As the jet engine roar is replaced by yet another, and another, Bownds smiles knowing this is what many people in East Mississippi and West Alabama think of whenever NAS Meridian is mentioned. Rightfully so, NAS Meridian graduates hundreds of Navy and Marine aviators each year who go on to defend America and its people. But Bownds was quick to point out on a media tour Tuesday morning that there are a great many more military personnel who graduate from the sprawling complex for other duties.

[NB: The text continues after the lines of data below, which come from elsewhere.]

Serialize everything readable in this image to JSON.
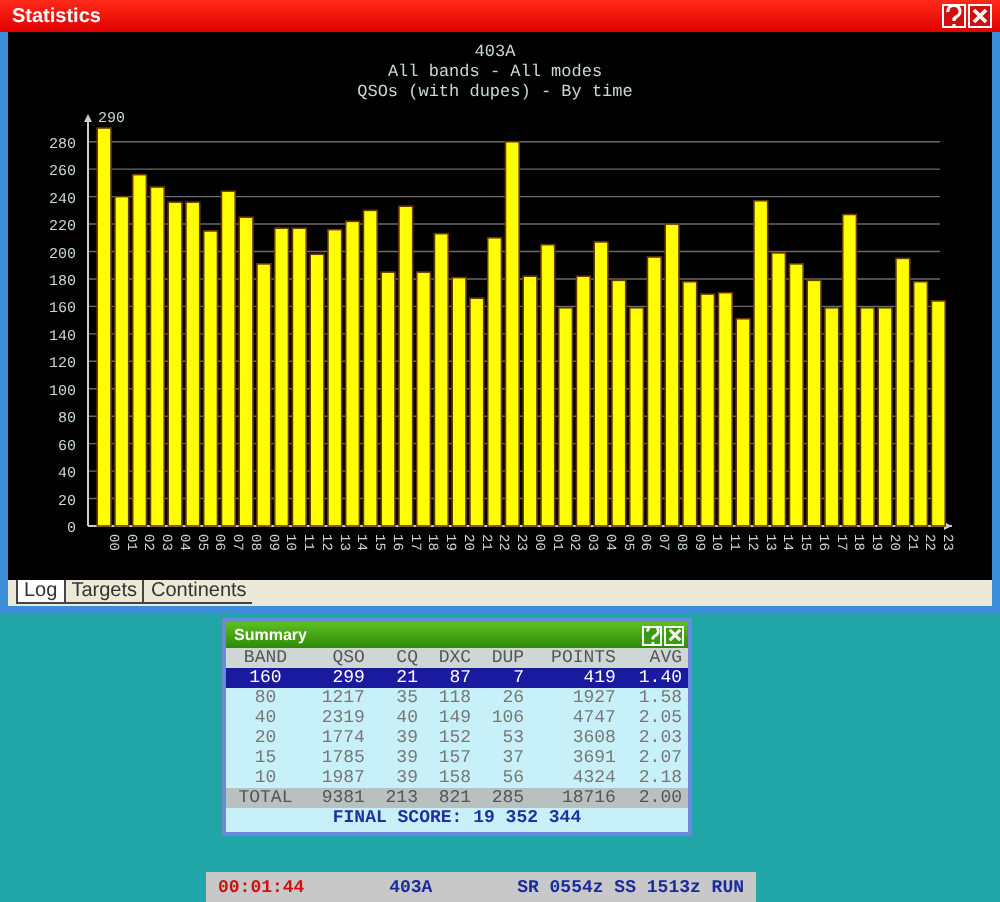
{
  "window": {
    "title": "Statistics"
  },
  "chart": {
    "chart_data": {
      "type": "bar",
      "title": "403A\nAll bands - All modes\nQSOs (with dupes) - By time",
      "categories": [
        "00",
        "01",
        "02",
        "03",
        "04",
        "05",
        "06",
        "07",
        "08",
        "09",
        "10",
        "11",
        "12",
        "13",
        "14",
        "15",
        "16",
        "17",
        "18",
        "19",
        "20",
        "21",
        "22",
        "23",
        "00",
        "01",
        "02",
        "03",
        "04",
        "05",
        "06",
        "07",
        "08",
        "09",
        "10",
        "11",
        "12",
        "13",
        "14",
        "15",
        "16",
        "17",
        "18",
        "19",
        "20",
        "21",
        "22",
        "23"
      ],
      "series": [
        {
          "color": "#ffff00",
          "values": [
            290,
            240,
            256,
            247,
            236,
            236,
            215,
            244,
            225,
            191,
            217,
            217,
            198,
            216,
            222,
            230,
            185,
            233,
            185,
            213,
            181,
            166,
            210,
            280,
            182,
            205,
            159,
            182,
            207,
            179,
            159,
            196,
            220,
            178,
            169,
            170,
            151,
            237,
            199,
            191,
            179,
            159,
            227,
            159,
            159,
            195,
            178,
            164
          ]
        }
      ],
      "ylim": [
        0,
        290
      ],
      "yticks": [
        0,
        20,
        40,
        60,
        80,
        100,
        120,
        140,
        160,
        180,
        200,
        220,
        240,
        260,
        280
      ],
      "grid": true,
      "annotations": [
        {
          "text": "290",
          "x": "00"
        }
      ]
    }
  },
  "tabs": [
    {
      "label": "Log",
      "selected": true
    },
    {
      "label": "Targets",
      "selected": false
    },
    {
      "label": "Continents",
      "selected": false
    }
  ],
  "summary": {
    "title": "Summary",
    "columns": [
      "BAND",
      "QSO",
      "CQ",
      "DXC",
      "DUP",
      "POINTS",
      "AVG"
    ],
    "rows": [
      {
        "cells": [
          "160",
          "299",
          "21",
          "87",
          "7",
          "419",
          "1.40"
        ],
        "selected": true
      },
      {
        "cells": [
          "80",
          "1217",
          "35",
          "118",
          "26",
          "1927",
          "1.58"
        ],
        "selected": false
      },
      {
        "cells": [
          "40",
          "2319",
          "40",
          "149",
          "106",
          "4747",
          "2.05"
        ],
        "selected": false
      },
      {
        "cells": [
          "20",
          "1774",
          "39",
          "152",
          "53",
          "3608",
          "2.03"
        ],
        "selected": false
      },
      {
        "cells": [
          "15",
          "1785",
          "39",
          "157",
          "37",
          "3691",
          "2.07"
        ],
        "selected": false
      },
      {
        "cells": [
          "10",
          "1987",
          "39",
          "158",
          "56",
          "4324",
          "2.18"
        ],
        "selected": false
      }
    ],
    "total": [
      "TOTAL",
      "9381",
      "213",
      "821",
      "285",
      "18716",
      "2.00"
    ],
    "final_score": "FINAL SCORE:  19 352 344"
  },
  "status_bar": {
    "timer": "00:01:44",
    "call": "403A",
    "info": "SR 0554z SS 1513z RUN"
  }
}
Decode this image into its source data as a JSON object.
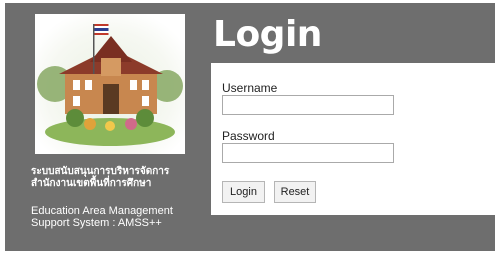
{
  "title": "Login",
  "org": {
    "thai_line1": "ระบบสนับสนุนการบริหารจัดการ",
    "thai_line2": "สำนักงานเขตพื้นที่การศึกษา",
    "english_line1": "Education Area Management",
    "english_line2": "Support System : AMSS++"
  },
  "form": {
    "username_label": "Username",
    "username_value": "",
    "password_label": "Password",
    "password_value": "",
    "login_button": "Login",
    "reset_button": "Reset"
  },
  "colors": {
    "panel_bg": "#6e6e6e",
    "form_bg": "#ffffff",
    "title_text": "#ffffff"
  }
}
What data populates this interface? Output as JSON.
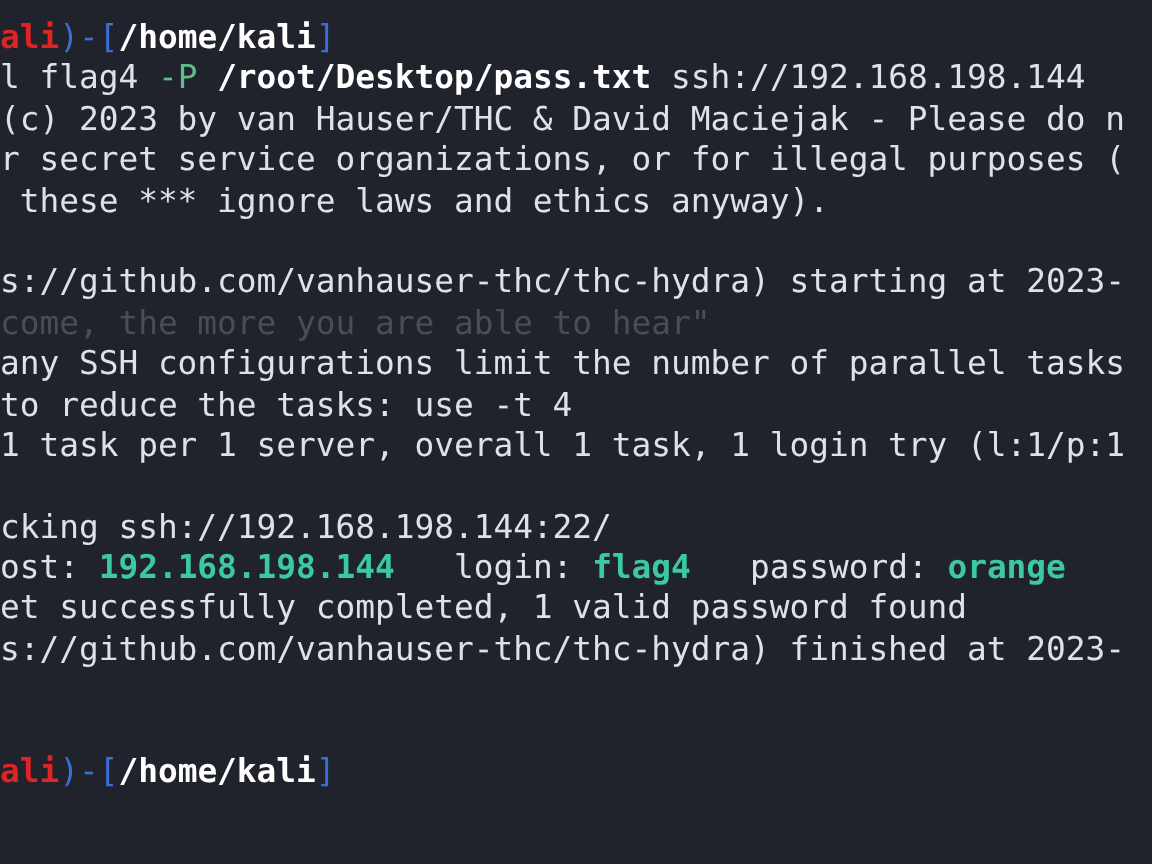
{
  "terminal": {
    "lines": [
      {
        "kind": "text",
        "segments": [
          {
            "kind": "user",
            "text": "ali"
          },
          {
            "kind": "bracket",
            "text": ")-["
          },
          {
            "kind": "path",
            "text": "/home/kali"
          },
          {
            "kind": "bracket",
            "text": "]"
          }
        ]
      },
      {
        "kind": "text",
        "segments": [
          {
            "kind": "plain",
            "text": "l flag4 "
          },
          {
            "kind": "option",
            "text": "-P "
          },
          {
            "kind": "path",
            "text": "/root/Desktop/pass.txt"
          },
          {
            "kind": "plain",
            "text": " ssh://192.168.198.144"
          }
        ]
      },
      {
        "kind": "text",
        "segments": [
          {
            "kind": "plain",
            "text": "(c) 2023 by van Hauser/THC & David Maciejak - Please do n"
          }
        ]
      },
      {
        "kind": "text",
        "segments": [
          {
            "kind": "plain",
            "text": "r secret service organizations, or for illegal purposes ("
          }
        ]
      },
      {
        "kind": "text",
        "segments": [
          {
            "kind": "plain",
            "text": " these *** ignore laws and ethics anyway)."
          }
        ]
      },
      {
        "kind": "blank"
      },
      {
        "kind": "text",
        "segments": [
          {
            "kind": "plain",
            "text": "s://github.com/vanhauser-thc/thc-hydra) starting at 2023-"
          }
        ]
      },
      {
        "kind": "wallpaper",
        "segments": [
          {
            "kind": "faint",
            "text": "come, the more you are able to hear\""
          }
        ]
      },
      {
        "kind": "text",
        "segments": [
          {
            "kind": "plain",
            "text": "any SSH configurations limit the number of parallel tasks"
          }
        ]
      },
      {
        "kind": "text",
        "segments": [
          {
            "kind": "plain",
            "text": "to reduce the tasks: use -t 4"
          }
        ]
      },
      {
        "kind": "text",
        "segments": [
          {
            "kind": "plain",
            "text": "1 task per 1 server, overall 1 task, 1 login try (l:1/p:1"
          }
        ]
      },
      {
        "kind": "blank"
      },
      {
        "kind": "text",
        "segments": [
          {
            "kind": "plain",
            "text": "cking ssh://192.168.198.144:22/"
          }
        ]
      },
      {
        "kind": "text",
        "segments": [
          {
            "kind": "plain",
            "text": "ost: "
          },
          {
            "kind": "found",
            "text": "192.168.198.144"
          },
          {
            "kind": "plain",
            "text": "   login: "
          },
          {
            "kind": "found",
            "text": "flag4"
          },
          {
            "kind": "plain",
            "text": "   password: "
          },
          {
            "kind": "found",
            "text": "orange"
          }
        ]
      },
      {
        "kind": "text",
        "segments": [
          {
            "kind": "plain",
            "text": "et successfully completed, 1 valid password found"
          }
        ]
      },
      {
        "kind": "text",
        "segments": [
          {
            "kind": "plain",
            "text": "s://github.com/vanhauser-thc/thc-hydra) finished at 2023-"
          }
        ]
      },
      {
        "kind": "blank"
      },
      {
        "kind": "blank"
      },
      {
        "kind": "text",
        "segments": [
          {
            "kind": "user",
            "text": "ali"
          },
          {
            "kind": "bracket",
            "text": ")-["
          },
          {
            "kind": "path",
            "text": "/home/kali"
          },
          {
            "kind": "bracket",
            "text": "]"
          }
        ]
      }
    ]
  }
}
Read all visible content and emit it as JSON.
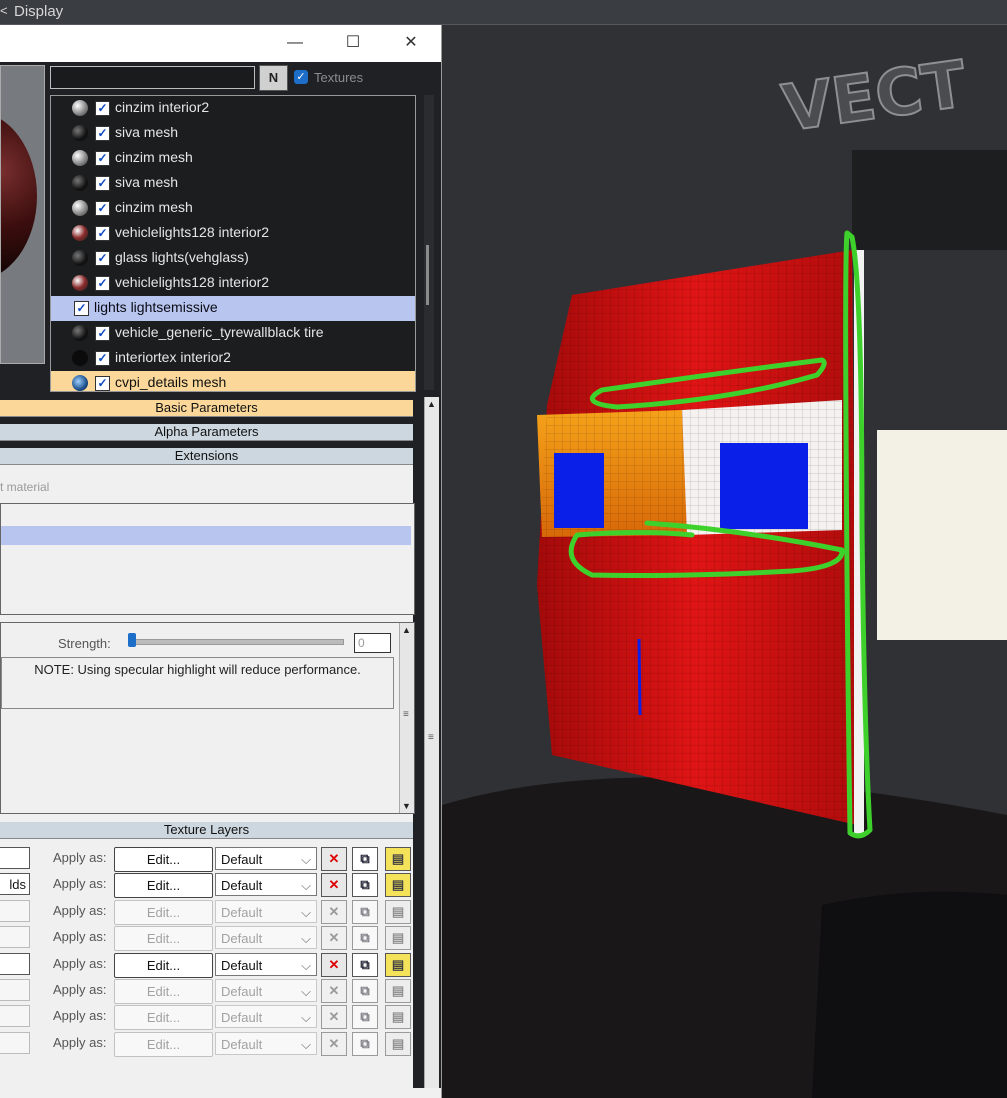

“There are a lot more men and women in the Navy and Marines who are in support roles than who are on the front lines or flying aircraft,” said Bownds. “Here is the place in which they learn their jobs so they are prepared to be assigned to their duty stations or fleet assignments.”
As we have pointed out before, the ratio of support to infantry is vastly bloated in the U.S. military, and by this I mean both Army and Marines. Let’s forget about AF and Navy for the moment. The Army and Marines are supposed to field line companies, and yet there are more support than infantry in both. It’s disgraceful, and the bloating must stop and be turned on its head in order to support the campaigns in which we find ourselves in the twenty first century.
To be sure as we have discussed here, logistics is critical, even determinative, to any campaign. Intelligence (or lack thereof) contributed to the failures of VPB Wanat and COP Keating. Advocacy for trimming is not the same thing as lack of appreciation for the necessary job that support troops must do. But trimming is imperative, and the ratio of support to infantry must decrease.
The leadership for any campaign that has a bloated system where a base as large and soft as Bagram exists while Marines in Helmand and Soldiers in Wanat, Korengal and Kamdesh are dying must ask themselves why there are safe, protected, comfortable troops worried about amenities while there is no quarter for our fighting men.
Marines sleep in Helmand during the initial phases of Operation Khanhar.